I once lived in Oakland, California, in a rather nice parsonage on the edge of the hills. Then we lucked out and got an urban homesteading house of our own- an abandoned house, with boarded up windows and an FBI notice tacked on the front. It was one of hundreds in East Oakland. Comments included, “Be sure to roll up your car windows and lock the car doors in that neighborhood.” (On my bike?!) And one relative said not a word after seeing it. Silence. And one never visited because it was “too dangerous.”
It was the other side of Oakland.
I was reminded of this when I read The Other Side of Israel, a description of life in an Arab Israeli village, by Susan Nathan, a Jewish Israeli, who moved there after the image-shattering realization that she lived, in Tel Aviv, in a different world from fellow citizens of the state of Israel who are Arab.
In both examples there are two slightly different groups of citizens with very different life opportunities. I say slightly different because my first stay in the US was in Vallejo, down the street from a High School with racial tensions which I couldn’t understand as all the kids involved just seemed so American, so different from Brits that I was confused. I soon learned that there was a difference and it wasn’t just skin color. The black part of the city had had dirt roads much later than the white areas, and the houses were bought by a strange scheme that meant that a single missed payment- after years of payments-forfeited the house. My husband was invited to lead worship in an all black church, which was truly welcoming, and that was my first awareness of the strength and vitality of black churches and their worship. I so missed that when we left Oakland many years later.
Similarities with Susan Nathan’s experience abound. The precarious home ownership in most Arab villages, the proximity of kibbutzim and new settlers with much more land, better water access etc, not to mention the unequal education and job possibilities, all these are comparable.
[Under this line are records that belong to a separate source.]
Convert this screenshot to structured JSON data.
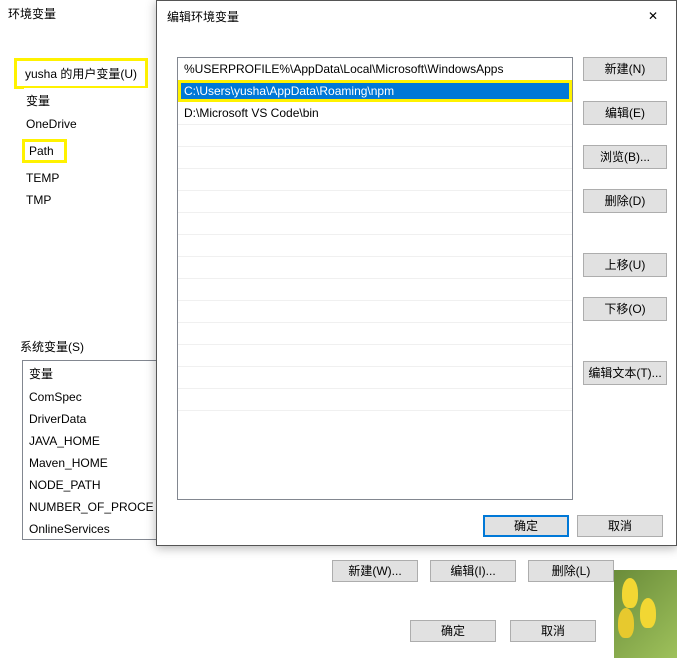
{
  "parent": {
    "title": "环境变量",
    "user_vars_label": "yusha 的用户变量(U)",
    "user_header": "变量",
    "user_items": [
      "OneDrive",
      "Path",
      "TEMP",
      "TMP"
    ],
    "sys_vars_label": "系统变量(S)",
    "sys_header": "变量",
    "sys_items": [
      "ComSpec",
      "DriverData",
      "JAVA_HOME",
      "Maven_HOME",
      "NODE_PATH",
      "NUMBER_OF_PROCE",
      "OnlineServices"
    ],
    "btn_new": "新建(W)...",
    "btn_edit": "编辑(I)...",
    "btn_delete": "删除(L)",
    "btn_ok": "确定",
    "btn_cancel": "取消"
  },
  "child": {
    "title": "编辑环境变量",
    "entries": [
      "%USERPROFILE%\\AppData\\Local\\Microsoft\\WindowsApps",
      "C:\\Users\\yusha\\AppData\\Roaming\\npm",
      "D:\\Microsoft VS Code\\bin"
    ],
    "selected_index": 1,
    "btn_new": "新建(N)",
    "btn_edit": "编辑(E)",
    "btn_browse": "浏览(B)...",
    "btn_delete": "删除(D)",
    "btn_moveup": "上移(U)",
    "btn_movedown": "下移(O)",
    "btn_edittext": "编辑文本(T)...",
    "btn_ok": "确定",
    "btn_cancel": "取消"
  }
}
She had grown up with the phrase “A land without people for a people without land” and did not become aware until years after moving to Israel (through the Right of Return) that there had been many inhabitants dispossessed, and many still present but marginalized. Like many Jews she had contributed to funds to plant trees in Israel, visualizing it as a barren land made green only by the new inhabitants, but found the beautiful pine and cypress forests on mount Carmel had been planted where Arab villagers had had olive, carob and fruit trees. (In my studies of Ancient Greece I remember their horror at the war crime of destroying olive groves, taking away people’s livelihood.)
Her book is very wide ranging, and well worth reading to gain more insight into the complexities of life in that uneasy country. She has a wealth of experience and many contacts across the political spectrum of Israel. One chapter deals with the way ahead- one state or two state solutions, and workable ways of living in a crowded land.
I also thought about Greek and Turkish Cyprus, Northern Ireland, apartheid South Africa, as well as the relationship of the mostly white newer immigrants in the United States with Native Americans, black Americans and, in California especially, Latinos. Racism is not just face to face hostility, wariness or intolerance but legally enforced different status. Racism is systemic.
There are some signs of hope in the book for the future in Israel. I heard a presentation about relationships with the Bedouin, in Temple Beth El in Eureka, several years ago. I also heard a presentation from two students, one Jewish and the other Arab Israeli, from the joint village of Neve Shalom, mentioned in this book. It is an experiment which needs to be replicated, not merely permitted, though it seems only possible right now because the village is on land which is owned by the Catholic church. My church in Oakland, and the Black churches in the area, did much to make the area safer and more inviting. I loved my years there.
Nathan’s book ends with the words.”To embrace the Other, who is really ourselves.”